Ajmi said he was surprised the Swiss authorities had not paid closer attention to Salem, who he described as Mubarak’s “right-hand man”.
“I’ve asked the Swiss authorities many times – why, if he was arrested in Spain, were Salem’s assets not frozen in Switzerland?” he told swissinfo.ch.
“I want to know how much was injected into these firms and where the money comes from, whether it’s Egyptian public money.”
In February Ajmi sent the federal authorities a list of 21 top Egyptian officials suspected of holding assets in Switzerland. The Swiss eventually drew up a list of 14, including Mubarak and his family, but without Salem.
According to the Swiss foreign ministry, the Swiss decree on the freezing of Egyptian assets and list of names was based on analysis by Swiss diplomatic representatives in Egypt together with information from all countries concerned.
The Swiss financial market regulator (Finma) announced earlier this month it had moved against four banks which it says have not fulfilled due diligence obligations in relation to dictator’s assets.
Finma said it had conducted an “extraordinary audit” of 20 banks’ dealings with politically exposed persons (Peps) in the wake of decisions by the Swiss government to freeze assets belonging to the former leaders of Egypt, Tunisia and Libya earlier this year.

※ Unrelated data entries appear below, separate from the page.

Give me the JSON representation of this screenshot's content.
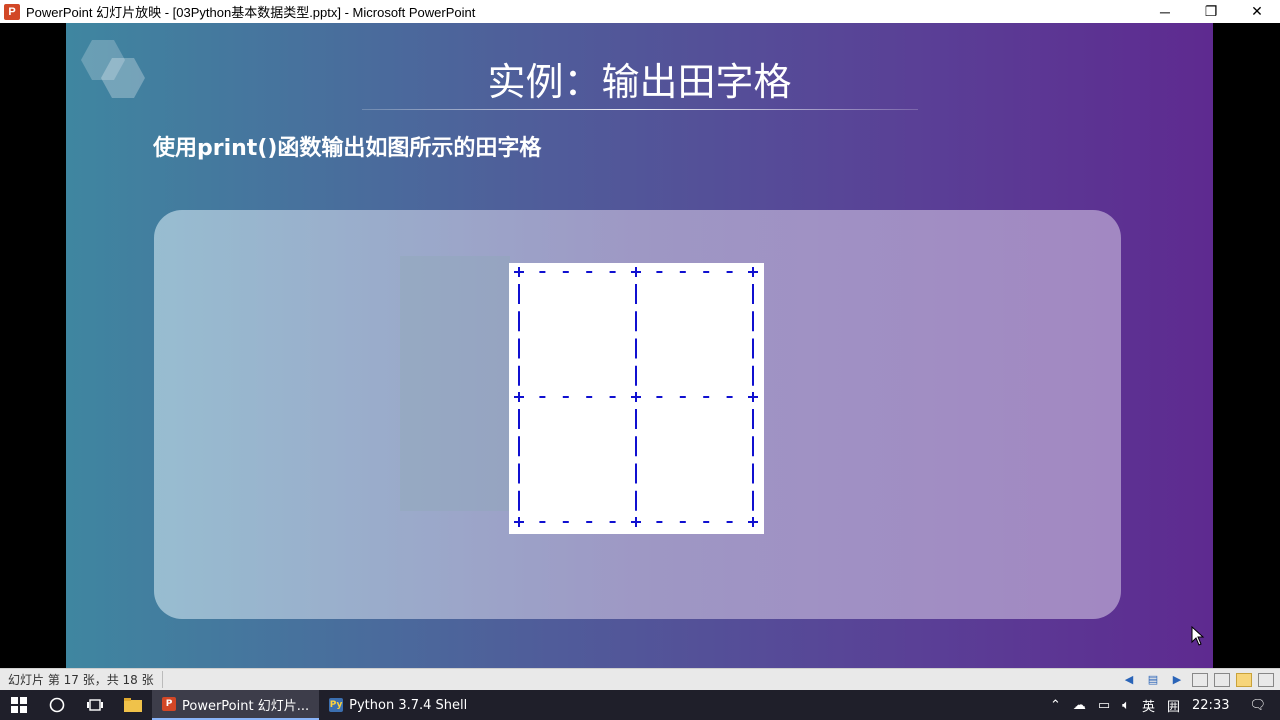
{
  "window": {
    "title": "PowerPoint 幻灯片放映 - [03Python基本数据类型.pptx] - Microsoft PowerPoint",
    "app_icon_letter": "P",
    "minimize_glyph": "─",
    "maximize_glyph": "❐",
    "close_glyph": "✕"
  },
  "slide": {
    "title": "实例：输出田字格",
    "subtitle": "使用print()函数输出如图所示的田字格",
    "grid_color": "#1010d0",
    "background_colors": [
      "#3f86a0",
      "#5e2a90"
    ]
  },
  "statusbar": {
    "slide_info": "幻灯片 第 17 张，共 18 张"
  },
  "taskbar": {
    "apps": [
      {
        "label": "PowerPoint 幻灯片...",
        "icon": "powerpoint-icon"
      },
      {
        "label": "Python 3.7.4 Shell",
        "icon": "python-icon"
      }
    ],
    "tray": {
      "ime": "英",
      "time": "22:33"
    }
  }
}
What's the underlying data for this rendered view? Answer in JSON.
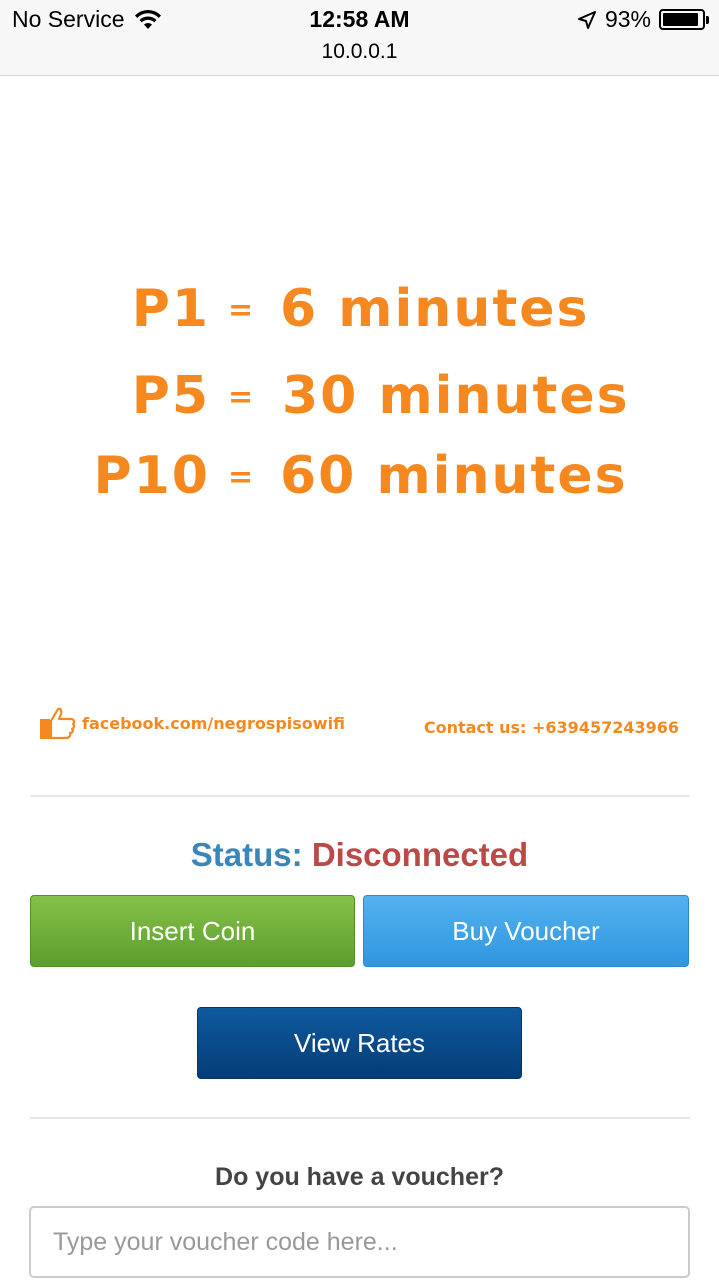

The subject of Mubarak’s wealth among others has long been a matter of speculation, with many Egyptians believing he and his family own up to $70 billion (SFr68 billion) worth of assets, some of which is allegedly held in secret offshore bank accounts.
Egypt's first parliamentary vote since Hosni Mubarak was ousted began on Monday and the first round of voting is being held over two days. The staggered vote will be spread over six weeks.
Egyptians in Switzerland (2010)
Permanent resident total: 2,088
Born abroad: 1,922
Born in Switzerland: 166
There were another 114 non-permanent resident Egyptians